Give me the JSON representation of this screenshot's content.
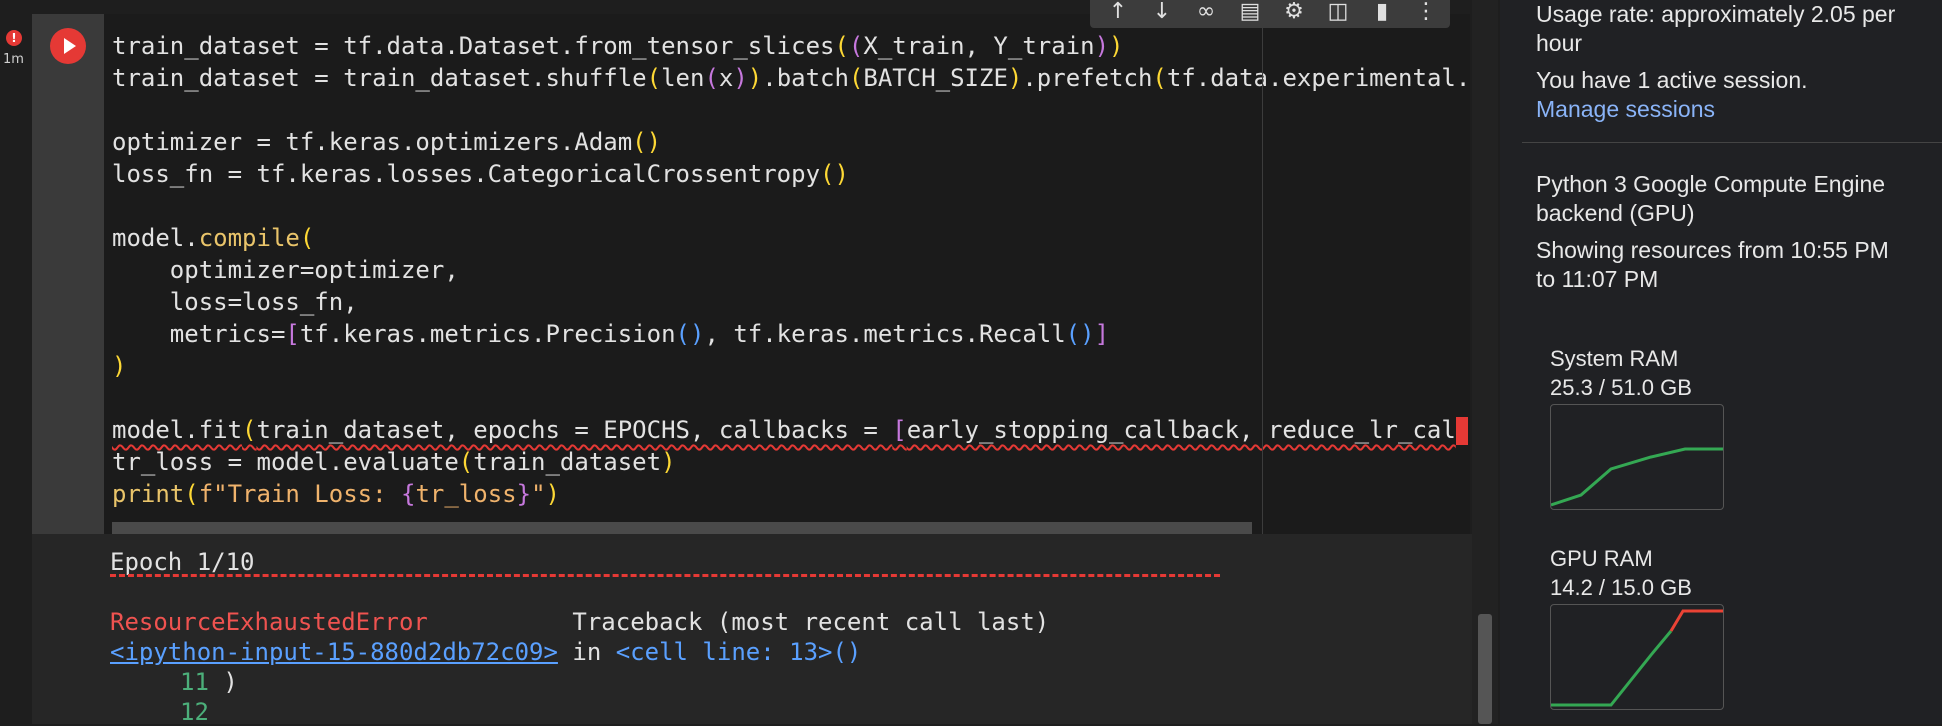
{
  "cell": {
    "exec_time": "1m",
    "error_badge": "!",
    "code_lines": [
      "train_dataset = tf.data.Dataset.from_tensor_slices((X_train, Y_train))",
      "train_dataset = train_dataset.shuffle(len(x)).batch(BATCH_SIZE).prefetch(tf.data.experimental.",
      "",
      "optimizer = tf.keras.optimizers.Adam()",
      "loss_fn = tf.keras.losses.CategoricalCrossentropy()",
      "",
      "model.compile(",
      "    optimizer=optimizer,",
      "    loss=loss_fn,",
      "    metrics=[tf.keras.metrics.Precision(), tf.keras.metrics.Recall()]",
      ")",
      "",
      "model.fit(train_dataset, epochs = EPOCHS, callbacks = [early_stopping_callback, reduce_lr_cal",
      "tr_loss = model.evaluate(train_dataset)",
      "print(f\"Train Loss: {tr_loss}\")"
    ],
    "toolbar_icons": [
      "arrow-up-icon",
      "arrow-down-icon",
      "link-icon",
      "comment-icon",
      "gear-icon",
      "mirror-cell-icon",
      "trash-icon",
      "more-vert-icon"
    ]
  },
  "output": {
    "epoch": "Epoch 1/10",
    "error_name": "ResourceExhaustedError",
    "traceback": "Traceback (most recent call last)",
    "input_link": "<ipython-input-15-880d2db72c09>",
    "in_text": " in ",
    "cell_line": "<cell line: 13>()",
    "line11_num": "11",
    "line11_text": " )",
    "line12_num": "12"
  },
  "panel": {
    "usage_rate_1": "Usage rate: approximately 2.05 per",
    "usage_rate_2": "hour",
    "active_session": "You have 1 active session.",
    "manage_sessions": "Manage sessions",
    "backend_1": "Python 3 Google Compute Engine",
    "backend_2": "backend (GPU)",
    "showing_1": "Showing resources from 10:55 PM",
    "showing_2": "to 11:07 PM",
    "system_ram_label": "System RAM",
    "system_ram_value": "25.3 / 51.0 GB",
    "gpu_ram_label": "GPU RAM",
    "gpu_ram_value": "14.2 / 15.0 GB"
  },
  "colors": {
    "system_ram_line": "#34a853",
    "gpu_ram_line": "#34a853",
    "gpu_ram_peak": "#ea4335"
  }
}
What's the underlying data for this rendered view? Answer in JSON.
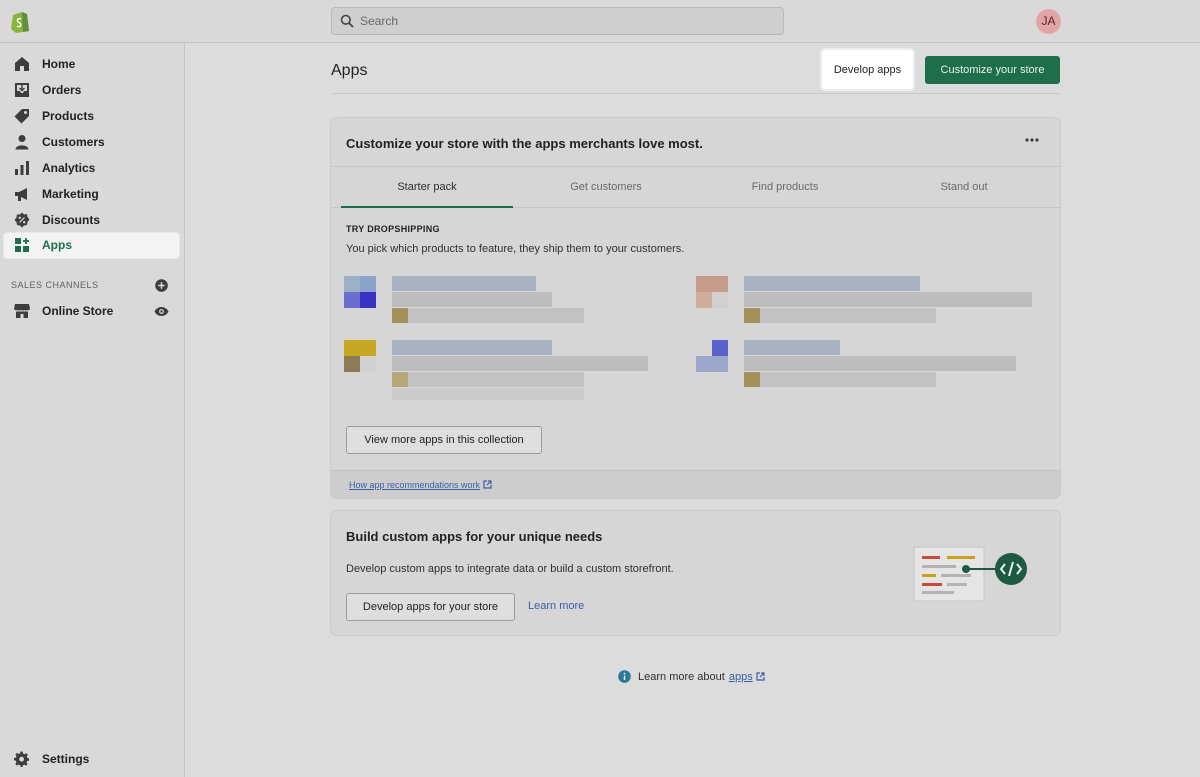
{
  "topbar": {
    "search_placeholder": "Search",
    "avatar_initials": "JA"
  },
  "sidebar": {
    "items": [
      {
        "label": "Home",
        "icon": "home-icon"
      },
      {
        "label": "Orders",
        "icon": "orders-icon"
      },
      {
        "label": "Products",
        "icon": "tag-icon"
      },
      {
        "label": "Customers",
        "icon": "person-icon"
      },
      {
        "label": "Analytics",
        "icon": "bar-chart-icon"
      },
      {
        "label": "Marketing",
        "icon": "megaphone-icon"
      },
      {
        "label": "Discounts",
        "icon": "discount-icon"
      },
      {
        "label": "Apps",
        "icon": "apps-icon",
        "active": true
      }
    ],
    "sales_channels_title": "SALES CHANNELS",
    "online_store_label": "Online Store",
    "settings_label": "Settings"
  },
  "header": {
    "title": "Apps",
    "develop_apps_label": "Develop apps",
    "customize_store_label": "Customize your store"
  },
  "recommendations": {
    "heading": "Customize your store with the apps merchants love most.",
    "tabs": [
      "Starter pack",
      "Get customers",
      "Find products",
      "Stand out"
    ],
    "active_tab": "Starter pack",
    "kicker": "TRY DROPSHIPPING",
    "description": "You pick which products to feature, they ship them to your customers.",
    "view_more_label": "View more apps in this collection",
    "footer_link": "How app recommendations work"
  },
  "custom_apps": {
    "heading": "Build custom apps for your unique needs",
    "description": "Develop custom apps to integrate data or build a custom storefront.",
    "button_label": "Develop apps for your store",
    "learn_more_label": "Learn more"
  },
  "footer": {
    "prefix": "Learn more about",
    "link": "apps"
  },
  "colors": {
    "accent_green": "#1e6e4c",
    "link_blue": "#3a5fa6"
  }
}
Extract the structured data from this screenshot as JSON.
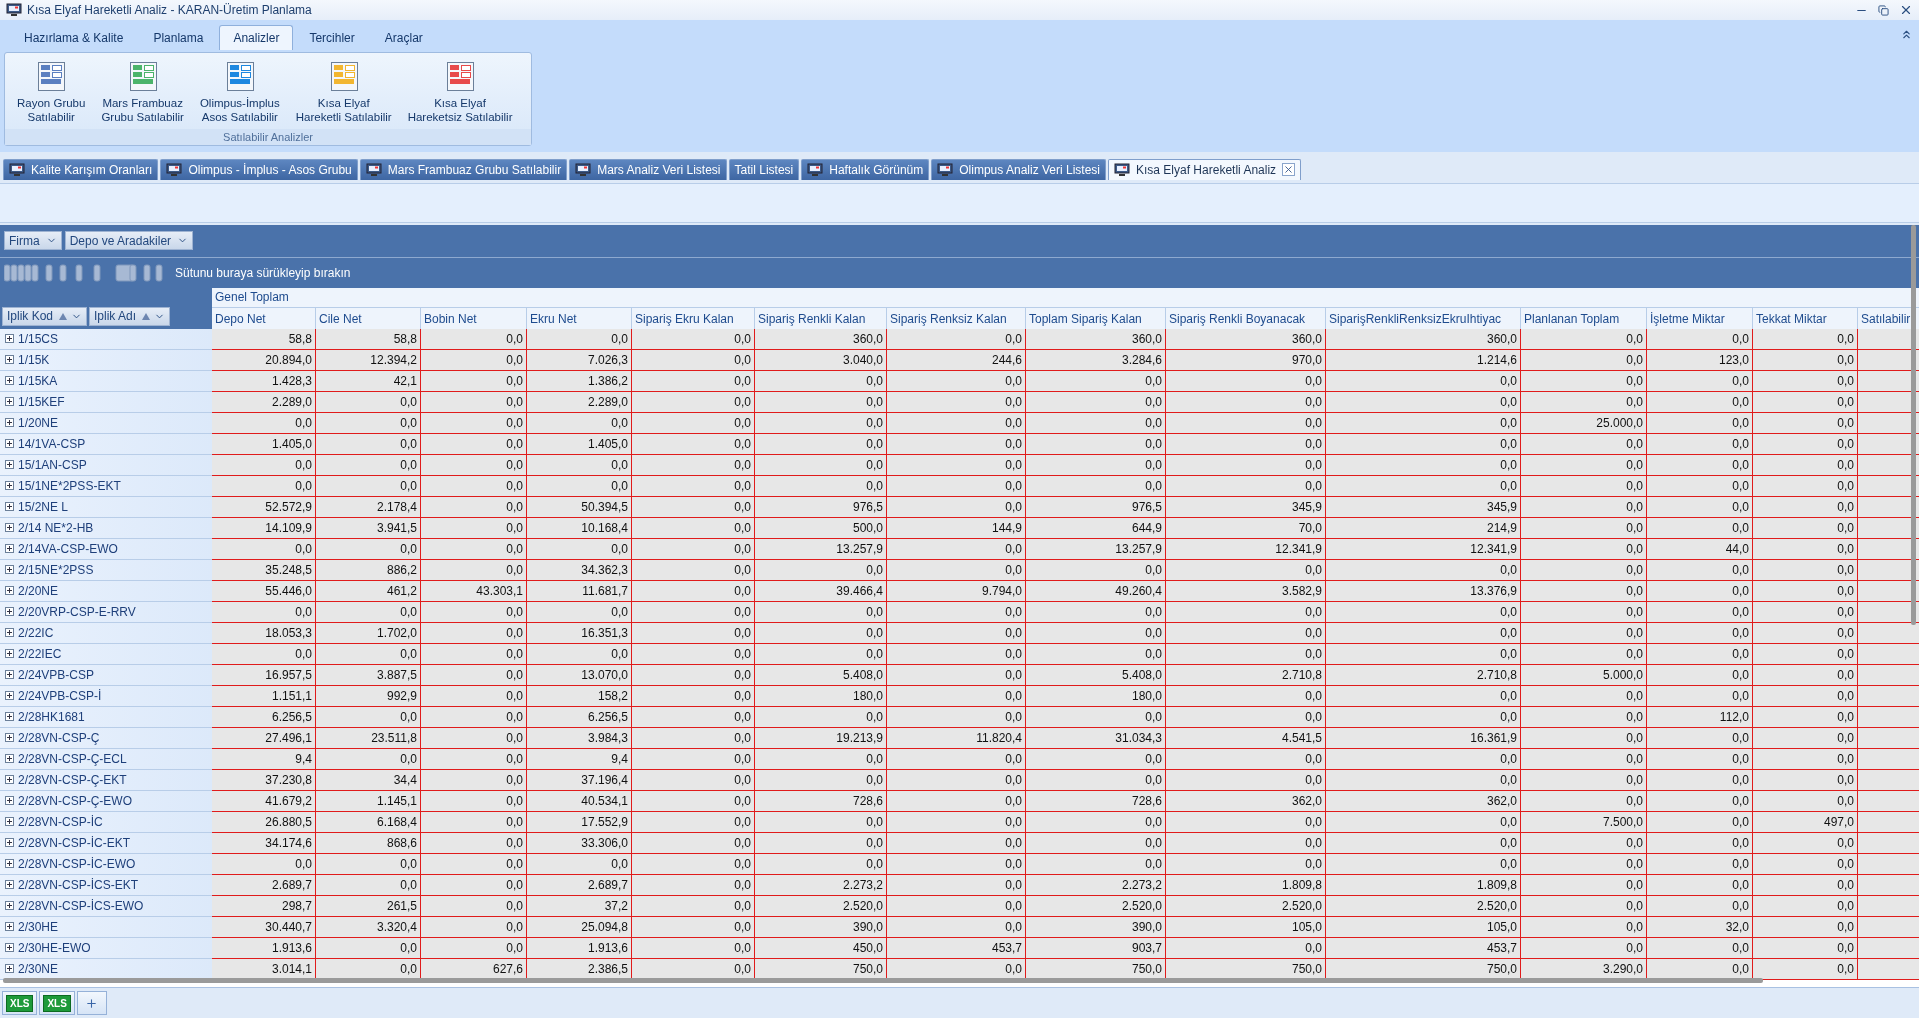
{
  "window": {
    "title": "Kısa Elyaf Hareketli Analiz - KARAN-Üretim Planlama"
  },
  "ribbon_tabs": [
    {
      "label": "Hazırlama & Kalite",
      "selected": false
    },
    {
      "label": "Planlama",
      "selected": false
    },
    {
      "label": "Analizler",
      "selected": true
    },
    {
      "label": "Tercihler",
      "selected": false
    },
    {
      "label": "Araçlar",
      "selected": false
    }
  ],
  "ribbon_group": {
    "title": "Satılabilir Analizler",
    "buttons": [
      {
        "lines": [
          "Rayon Grubu",
          "Satılabilir"
        ],
        "color": "#5b7fc0"
      },
      {
        "lines": [
          "Mars Frambuaz",
          "Grubu Satılabilir"
        ],
        "color": "#4cb46a"
      },
      {
        "lines": [
          "Olimpus-İmplus",
          "Asos Satılabilir"
        ],
        "color": "#1e88e0"
      },
      {
        "lines": [
          "Kısa Elyaf",
          "Hareketli Satılabilir"
        ],
        "color": "#f2b630"
      },
      {
        "lines": [
          "Kısa Elyaf",
          "Hareketsiz Satılabilir"
        ],
        "color": "#e84a4a"
      }
    ]
  },
  "document_tabs": [
    {
      "label": "Kalite Karışım Oranları",
      "selected": false
    },
    {
      "label": "Olimpus - İmplus - Asos Grubu",
      "selected": false
    },
    {
      "label": "Mars Frambuaz Grubu Satılabilir",
      "selected": false
    },
    {
      "label": "Mars Analiz Veri Listesi",
      "selected": false
    },
    {
      "label": "Tatil Listesi",
      "selected": false,
      "no_icon": true
    },
    {
      "label": "Haftalık Görünüm",
      "selected": false
    },
    {
      "label": "Olimpus Analiz Veri Listesi",
      "selected": false
    },
    {
      "label": "Kısa Elyaf Hareketli Analiz",
      "selected": true
    }
  ],
  "filter_fields": [
    "Firma",
    "Depo ve Aradakiler"
  ],
  "group_area": {
    "hint": "Sütunu buraya sürükleyip bırakın"
  },
  "row_fields": [
    "Iplik Kod",
    "Iplik Adı"
  ],
  "grand_total_header": "Genel Toplam",
  "columns": [
    "Depo Net",
    "Cile Net",
    "Bobin Net",
    "Ekru Net",
    "Sipariş Ekru Kalan",
    "Sipariş Renkli Kalan",
    "Sipariş Renksiz Kalan",
    "Toplam Sipariş Kalan",
    "Sipariş Renkli Boyanacak",
    "SiparişRenkliRenksizEkruIhtiyac",
    "Planlanan Toplam",
    "İşletme Miktar",
    "Tekkat Miktar",
    "Satılabilir"
  ],
  "rows": [
    {
      "label": "1/15CS",
      "cells": [
        "58,8",
        "58,8",
        "0,0",
        "0,0",
        "0,0",
        "360,0",
        "0,0",
        "360,0",
        "360,0",
        "360,0",
        "0,0",
        "0,0",
        "0,0"
      ]
    },
    {
      "label": "1/15K",
      "cells": [
        "20.894,0",
        "12.394,2",
        "0,0",
        "7.026,3",
        "0,0",
        "3.040,0",
        "244,6",
        "3.284,6",
        "970,0",
        "1.214,6",
        "0,0",
        "123,0",
        "0,0"
      ]
    },
    {
      "label": "1/15KA",
      "cells": [
        "1.428,3",
        "42,1",
        "0,0",
        "1.386,2",
        "0,0",
        "0,0",
        "0,0",
        "0,0",
        "0,0",
        "0,0",
        "0,0",
        "0,0",
        "0,0"
      ]
    },
    {
      "label": "1/15KEF",
      "cells": [
        "2.289,0",
        "0,0",
        "0,0",
        "2.289,0",
        "0,0",
        "0,0",
        "0,0",
        "0,0",
        "0,0",
        "0,0",
        "0,0",
        "0,0",
        "0,0"
      ]
    },
    {
      "label": "1/20NE",
      "cells": [
        "0,0",
        "0,0",
        "0,0",
        "0,0",
        "0,0",
        "0,0",
        "0,0",
        "0,0",
        "0,0",
        "0,0",
        "25.000,0",
        "0,0",
        "0,0"
      ]
    },
    {
      "label": "14/1VA-CSP",
      "cells": [
        "1.405,0",
        "0,0",
        "0,0",
        "1.405,0",
        "0,0",
        "0,0",
        "0,0",
        "0,0",
        "0,0",
        "0,0",
        "0,0",
        "0,0",
        "0,0"
      ]
    },
    {
      "label": "15/1AN-CSP",
      "cells": [
        "0,0",
        "0,0",
        "0,0",
        "0,0",
        "0,0",
        "0,0",
        "0,0",
        "0,0",
        "0,0",
        "0,0",
        "0,0",
        "0,0",
        "0,0"
      ]
    },
    {
      "label": "15/1NE*2PSS-EKT",
      "cells": [
        "0,0",
        "0,0",
        "0,0",
        "0,0",
        "0,0",
        "0,0",
        "0,0",
        "0,0",
        "0,0",
        "0,0",
        "0,0",
        "0,0",
        "0,0"
      ]
    },
    {
      "label": "15/2NE L",
      "cells": [
        "52.572,9",
        "2.178,4",
        "0,0",
        "50.394,5",
        "0,0",
        "976,5",
        "0,0",
        "976,5",
        "345,9",
        "345,9",
        "0,0",
        "0,0",
        "0,0"
      ]
    },
    {
      "label": "2/14 NE*2-HB",
      "cells": [
        "14.109,9",
        "3.941,5",
        "0,0",
        "10.168,4",
        "0,0",
        "500,0",
        "144,9",
        "644,9",
        "70,0",
        "214,9",
        "0,0",
        "0,0",
        "0,0"
      ]
    },
    {
      "label": "2/14VA-CSP-EWO",
      "cells": [
        "0,0",
        "0,0",
        "0,0",
        "0,0",
        "0,0",
        "13.257,9",
        "0,0",
        "13.257,9",
        "12.341,9",
        "12.341,9",
        "0,0",
        "44,0",
        "0,0"
      ]
    },
    {
      "label": "2/15NE*2PSS",
      "cells": [
        "35.248,5",
        "886,2",
        "0,0",
        "34.362,3",
        "0,0",
        "0,0",
        "0,0",
        "0,0",
        "0,0",
        "0,0",
        "0,0",
        "0,0",
        "0,0"
      ]
    },
    {
      "label": "2/20NE",
      "cells": [
        "55.446,0",
        "461,2",
        "43.303,1",
        "11.681,7",
        "0,0",
        "39.466,4",
        "9.794,0",
        "49.260,4",
        "3.582,9",
        "13.376,9",
        "0,0",
        "0,0",
        "0,0"
      ]
    },
    {
      "label": "2/20VRP-CSP-E-RRV",
      "cells": [
        "0,0",
        "0,0",
        "0,0",
        "0,0",
        "0,0",
        "0,0",
        "0,0",
        "0,0",
        "0,0",
        "0,0",
        "0,0",
        "0,0",
        "0,0"
      ]
    },
    {
      "label": "2/22IC",
      "cells": [
        "18.053,3",
        "1.702,0",
        "0,0",
        "16.351,3",
        "0,0",
        "0,0",
        "0,0",
        "0,0",
        "0,0",
        "0,0",
        "0,0",
        "0,0",
        "0,0"
      ]
    },
    {
      "label": "2/22IEC",
      "cells": [
        "0,0",
        "0,0",
        "0,0",
        "0,0",
        "0,0",
        "0,0",
        "0,0",
        "0,0",
        "0,0",
        "0,0",
        "0,0",
        "0,0",
        "0,0"
      ]
    },
    {
      "label": "2/24VPB-CSP",
      "cells": [
        "16.957,5",
        "3.887,5",
        "0,0",
        "13.070,0",
        "0,0",
        "5.408,0",
        "0,0",
        "5.408,0",
        "2.710,8",
        "2.710,8",
        "5.000,0",
        "0,0",
        "0,0"
      ]
    },
    {
      "label": "2/24VPB-CSP-İ",
      "cells": [
        "1.151,1",
        "992,9",
        "0,0",
        "158,2",
        "0,0",
        "180,0",
        "0,0",
        "180,0",
        "0,0",
        "0,0",
        "0,0",
        "0,0",
        "0,0"
      ]
    },
    {
      "label": "2/28HK1681",
      "cells": [
        "6.256,5",
        "0,0",
        "0,0",
        "6.256,5",
        "0,0",
        "0,0",
        "0,0",
        "0,0",
        "0,0",
        "0,0",
        "0,0",
        "112,0",
        "0,0"
      ]
    },
    {
      "label": "2/28VN-CSP-Ç",
      "cells": [
        "27.496,1",
        "23.511,8",
        "0,0",
        "3.984,3",
        "0,0",
        "19.213,9",
        "11.820,4",
        "31.034,3",
        "4.541,5",
        "16.361,9",
        "0,0",
        "0,0",
        "0,0"
      ]
    },
    {
      "label": "2/28VN-CSP-Ç-ECL",
      "cells": [
        "9,4",
        "0,0",
        "0,0",
        "9,4",
        "0,0",
        "0,0",
        "0,0",
        "0,0",
        "0,0",
        "0,0",
        "0,0",
        "0,0",
        "0,0"
      ]
    },
    {
      "label": "2/28VN-CSP-Ç-EKT",
      "cells": [
        "37.230,8",
        "34,4",
        "0,0",
        "37.196,4",
        "0,0",
        "0,0",
        "0,0",
        "0,0",
        "0,0",
        "0,0",
        "0,0",
        "0,0",
        "0,0"
      ]
    },
    {
      "label": "2/28VN-CSP-Ç-EWO",
      "cells": [
        "41.679,2",
        "1.145,1",
        "0,0",
        "40.534,1",
        "0,0",
        "728,6",
        "0,0",
        "728,6",
        "362,0",
        "362,0",
        "0,0",
        "0,0",
        "0,0"
      ]
    },
    {
      "label": "2/28VN-CSP-İC",
      "cells": [
        "26.880,5",
        "6.168,4",
        "0,0",
        "17.552,9",
        "0,0",
        "0,0",
        "0,0",
        "0,0",
        "0,0",
        "0,0",
        "7.500,0",
        "0,0",
        "497,0"
      ]
    },
    {
      "label": "2/28VN-CSP-İC-EKT",
      "cells": [
        "34.174,6",
        "868,6",
        "0,0",
        "33.306,0",
        "0,0",
        "0,0",
        "0,0",
        "0,0",
        "0,0",
        "0,0",
        "0,0",
        "0,0",
        "0,0"
      ]
    },
    {
      "label": "2/28VN-CSP-İC-EWO",
      "cells": [
        "0,0",
        "0,0",
        "0,0",
        "0,0",
        "0,0",
        "0,0",
        "0,0",
        "0,0",
        "0,0",
        "0,0",
        "0,0",
        "0,0",
        "0,0"
      ]
    },
    {
      "label": "2/28VN-CSP-İCS-EKT",
      "cells": [
        "2.689,7",
        "0,0",
        "0,0",
        "2.689,7",
        "0,0",
        "2.273,2",
        "0,0",
        "2.273,2",
        "1.809,8",
        "1.809,8",
        "0,0",
        "0,0",
        "0,0"
      ]
    },
    {
      "label": "2/28VN-CSP-İCS-EWO",
      "cells": [
        "298,7",
        "261,5",
        "0,0",
        "37,2",
        "0,0",
        "2.520,0",
        "0,0",
        "2.520,0",
        "2.520,0",
        "2.520,0",
        "0,0",
        "0,0",
        "0,0"
      ]
    },
    {
      "label": "2/30HE",
      "cells": [
        "30.440,7",
        "3.320,4",
        "0,0",
        "25.094,8",
        "0,0",
        "390,0",
        "0,0",
        "390,0",
        "105,0",
        "105,0",
        "0,0",
        "32,0",
        "0,0"
      ]
    },
    {
      "label": "2/30HE-EWO",
      "cells": [
        "1.913,6",
        "0,0",
        "0,0",
        "1.913,6",
        "0,0",
        "450,0",
        "453,7",
        "903,7",
        "0,0",
        "453,7",
        "0,0",
        "0,0",
        "0,0"
      ]
    },
    {
      "label": "2/30NE",
      "cells": [
        "3.014,1",
        "0,0",
        "627,6",
        "2.386,5",
        "0,0",
        "750,0",
        "0,0",
        "750,0",
        "750,0",
        "750,0",
        "3.290,0",
        "0,0",
        "0,0"
      ]
    }
  ],
  "bottom_buttons": [
    "XLS",
    "XLS"
  ]
}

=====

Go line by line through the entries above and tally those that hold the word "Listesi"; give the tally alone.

3